Monday, July 14, 2008

Two Texans Remembered

This weekend marked the passing of two prominent Texans.

Roy Huffington, ex-father in law of Arianna Huffington, died Saturday at the age of 90. He was a local philanthropist and successful oil man. He is remembered as a former ambassador to Austria for President George H.W. Bush and for his foresight to the needs of our aging society. He and his late wife, Phyllis who died in 2003, founded the Huffington Center on Aging at the Baylor College of Medicine in 1988. It is now known as a premier center on the subject of aging in the world. He was a generous soul who concentrated on donations of millions of dollars to SMU for faculty and student scholarships. He told an associate recently that he kept on working because, "I need to make more money so I can give it away."

The second passing this weekend was that of Dr. Michael DeBakey. Just two months out from his 100th birthday, he died of natural causes in his home. His is known as the father of modern heart surgery. He was a native of Lake Charles, Louisiana but moved to Houston as a young man with many options open to him, due to his talent and innovation skills. Many consider him the greatest surgeon ever.

I've enjoyed reading about Dr. DeBakey throughout the years. Not only do I enjoy biographies as a favorite reading genre, but on a personal note, I was born with a slight heart murmur and heart related innovations are of interest to me. I was one of the lucky ones. My little hole in my heart's wall closed spontaneously by the age of nine. Others are not so lucky and in need of expert care.

His first wife died in Mexico as they were guests of the President of Mexico and DeBakey was there to perform surgeries. Ironically she experienced extreme stomach distress and suffered a heart attack. Now it is known that, especially in woman, this sort of symptom of heart attack is common.

He met his second wife through his friendship with Frank and Barbara Sinatra. DeBakey has many famous patients through the years. The Duke of Windsor, King Leopold of Belgium, Aristotle Onassis, King Hussein of Jordan, Jerry Lewis, Marlene Dietrich, and Presidents Kennedy, Johnson and Nixon.

In 2006 he underwent surgery to repair a dissecting aortic aneurysm, a treatment he pioneered 50 years before. He was the recipient of many awards and honors. Most recently he received the Congressional Gold Medal.

2 comments:

Beverly said...

Both men certainly left their mark, didn't they. I had read or heard on the radio about Dr. DeBakey, but I did not know of Mr. Huffington.

I, too, have heart problem which cuold ultimately lead to a transplant. (But I would be too old.) However, thanks to medication and a good cardiologist that need will probably never arise. I am grateful every day.

Jennifer said...
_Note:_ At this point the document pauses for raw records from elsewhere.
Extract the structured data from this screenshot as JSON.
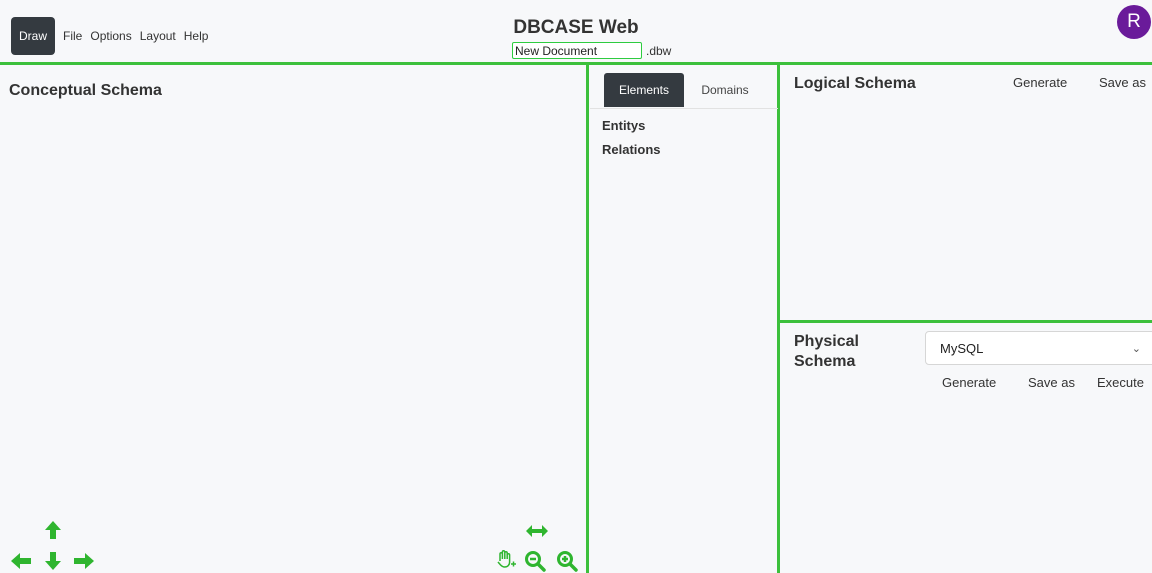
{
  "menu": {
    "items": [
      "Draw",
      "File",
      "Options",
      "Layout",
      "Help"
    ],
    "active": "Draw"
  },
  "app_title": "DBCASE Web",
  "document": {
    "name": "New Document",
    "extension": ".dbw"
  },
  "avatar_letter": "R",
  "conceptual": {
    "title": "Conceptual Schema"
  },
  "elements_panel": {
    "tabs": [
      {
        "label": "Elements",
        "active": true
      },
      {
        "label": "Domains",
        "active": false
      }
    ],
    "items": [
      "Entitys",
      "Relations"
    ]
  },
  "logical": {
    "title": "Logical Schema",
    "generate_label": "Generate",
    "save_label": "Save as"
  },
  "physical": {
    "title_line1": "Physical",
    "title_line2": "Schema",
    "db_selected": "MySQL",
    "generate_label": "Generate",
    "save_label": "Save as",
    "execute_label": "Execute"
  },
  "colors": {
    "accent_green": "#3cc03c",
    "icon_green": "#2fb52f",
    "dark": "#343a40",
    "avatar": "#6a1b9a"
  },
  "icons": [
    "arrow-up-icon",
    "arrow-left-icon",
    "arrow-down-icon",
    "arrow-right-icon",
    "resize-horizontal-icon",
    "pan-hand-icon",
    "zoom-out-icon",
    "zoom-in-icon"
  ]
}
Dr. DeBakey's pioneering ways saved my father's life. In fact, a few years ago, when DeBakey was 94 or 95 I'm guessing, he sat in as an observer on both of Dad's surgeries in Houston, watching his now-famous protege' surgeon carry on his brilliant ways. I had the pleasure of shaking his hand as he was heading to the surgical suite. He wore these MASSIVE clogs and had the kindest, most wizened face I'd ever seen.